The actual utilization of the network equipment is the major constituent of CO2 emission in the telecom network. But at the same time, the cut in power consumption could be affected by prudent network planning, effective infrasharing and adaptation of energy efficient technologies, use of renewable energy sources and effective use of renewable energy sources among others.
As per a Telecommunications Engineering Center study, in the telecom network, the components that contribute to carbon emissions are the Radio Access Network, Fixed line network, Fiber to the x networks in the access networks, the core, aggregators and the transmission systems in the central core network.
“Base transceiver station division of the mobile industry is the chief contributor of CO2 emissions – when compared to manufacturing and utility divisions of mobile phones,” add researchers at CSTEP.
Unrealistic Go-Green Laws
The Department of Telecommunications (DoT) had asked telcos to make at least 50% of all cell towers in rural areas and 20% in urban areas compliant to hybrid power (renewable energy technologies and grid power) by 2015, while 75% of rural towers and 33% of urban towers are to be powered by hybrid power by 2020.
But these targets look unachievable, as there is not sufficient incentive for the tower and telecom companies to make the huge investments. nor is it backed by a viable business model.
With 3G becoming pervasive, the energy demand will increase by two–three folds at least because data transfer would consume more energy and the introduction of 4G, with a speed transfer rate 10 times higher than the 3G, will further substantially increase the energy consumption patterns of the telecom sector, according to NGO Greenpeace.
T R Dua, Director General at TAIPA (Tower and Infrastructure Providers Association) says, “The DoT green directives are highly ambitious, non-realistic and non-implementable. The infrastructure providers deploy tower and energy to power a small part of the total telecom networks which includes radio access network, switching equipment, transmission equipment, servers and other associated equipment.”

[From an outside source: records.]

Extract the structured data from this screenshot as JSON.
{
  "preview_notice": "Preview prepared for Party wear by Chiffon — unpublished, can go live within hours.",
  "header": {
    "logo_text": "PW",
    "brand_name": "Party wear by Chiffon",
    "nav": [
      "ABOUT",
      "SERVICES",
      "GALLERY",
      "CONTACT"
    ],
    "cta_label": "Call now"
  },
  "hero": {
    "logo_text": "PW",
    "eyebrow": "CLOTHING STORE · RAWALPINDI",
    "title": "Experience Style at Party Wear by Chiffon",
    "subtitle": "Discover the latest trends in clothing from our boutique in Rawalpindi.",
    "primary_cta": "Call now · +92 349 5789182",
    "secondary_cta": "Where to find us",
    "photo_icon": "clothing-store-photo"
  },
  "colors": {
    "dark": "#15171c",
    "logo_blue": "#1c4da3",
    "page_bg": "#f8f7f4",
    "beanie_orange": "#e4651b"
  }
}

As per the directives by 2014-15, the service providers should achieve a carbon reduction of 8% and go to 17% reduction in the next five years.
Echoing similar views, Mahesh Uppal, Director, Com First (India), says: “The targets are difficult to achieve in the absence of sufficient incentives, technology breakthroughs, among others. Solar energy is still unviable for most applications and now with falling oil prices, cleaner energy has become tougher.”

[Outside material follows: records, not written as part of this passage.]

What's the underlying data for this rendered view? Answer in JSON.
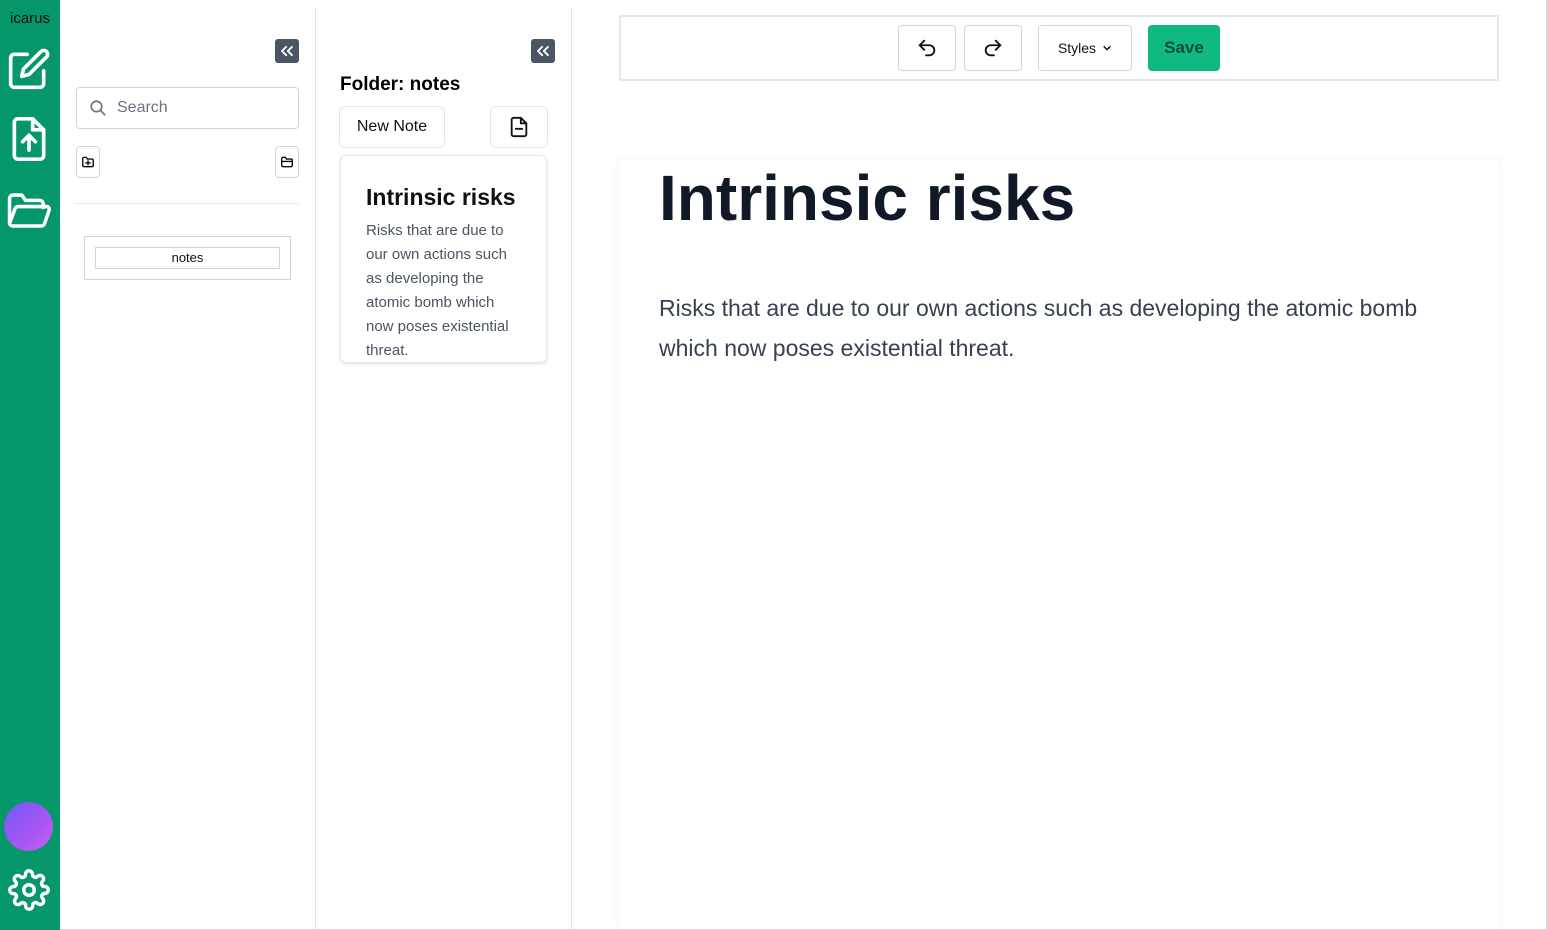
{
  "app": {
    "brand": "icarus"
  },
  "rail": {
    "items": [
      {
        "icon": "edit-icon"
      },
      {
        "icon": "file-upload-icon"
      },
      {
        "icon": "folder-open-icon"
      }
    ],
    "settings_icon": "gear-icon",
    "avatar_colors": [
      "#6d5bf0",
      "#c064e8"
    ]
  },
  "folders_pane": {
    "search": {
      "placeholder": "Search",
      "value": ""
    },
    "folders": [
      {
        "label": "notes"
      }
    ]
  },
  "notes_pane": {
    "title": "Folder: notes",
    "new_note_label": "New Note",
    "notes": [
      {
        "title": "Intrinsic risks",
        "preview": "Risks that are due to our own actions such as developing the atomic bomb which now poses existential threat."
      }
    ]
  },
  "editor": {
    "toolbar": {
      "styles_label": "Styles",
      "save_label": "Save"
    },
    "heading": "Intrinsic risks",
    "body": "Risks that are due to our own actions such as developing the atomic bomb which now poses existential threat."
  },
  "colors": {
    "accent": "#059669",
    "save": "#10b981"
  }
}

Further the directives state multiple targets that look impossible. It should have been a single reduction target in direct carbon emissions, think many in the industry.
“The implementation of these directives require huge investments of about Rs 66,000 crore by 2020 and is difficult for the industry to execute without the government support. Further, the onus of delivering the power lies with the separate body,” says Dua.
Umang Das, Vice Chairman, TAIPA, adds, “When we say ‘green telecom’, the whole idea is ensuring a reduction in the consumption of diesel, the combination of renewal energy model and better grid power. So, currently, about 30% of towers are running diesel-free but the reality is site by site solutions are not moving or have not become viable. Though there is
The DoT green directives are highly ambitious, non-realistic and non-implementable. The directives state multiple targets, which are highly impossible and it should have been targeted on a single target of reduction in direct carbon emission. The...
—Rajan S. Mathews Director General, COAI India’s national electricity grid currently meets barely 33% of the energy needs of this industry. Therefore, the industry is forced to address the deficit by other energy sources available to them, which is a...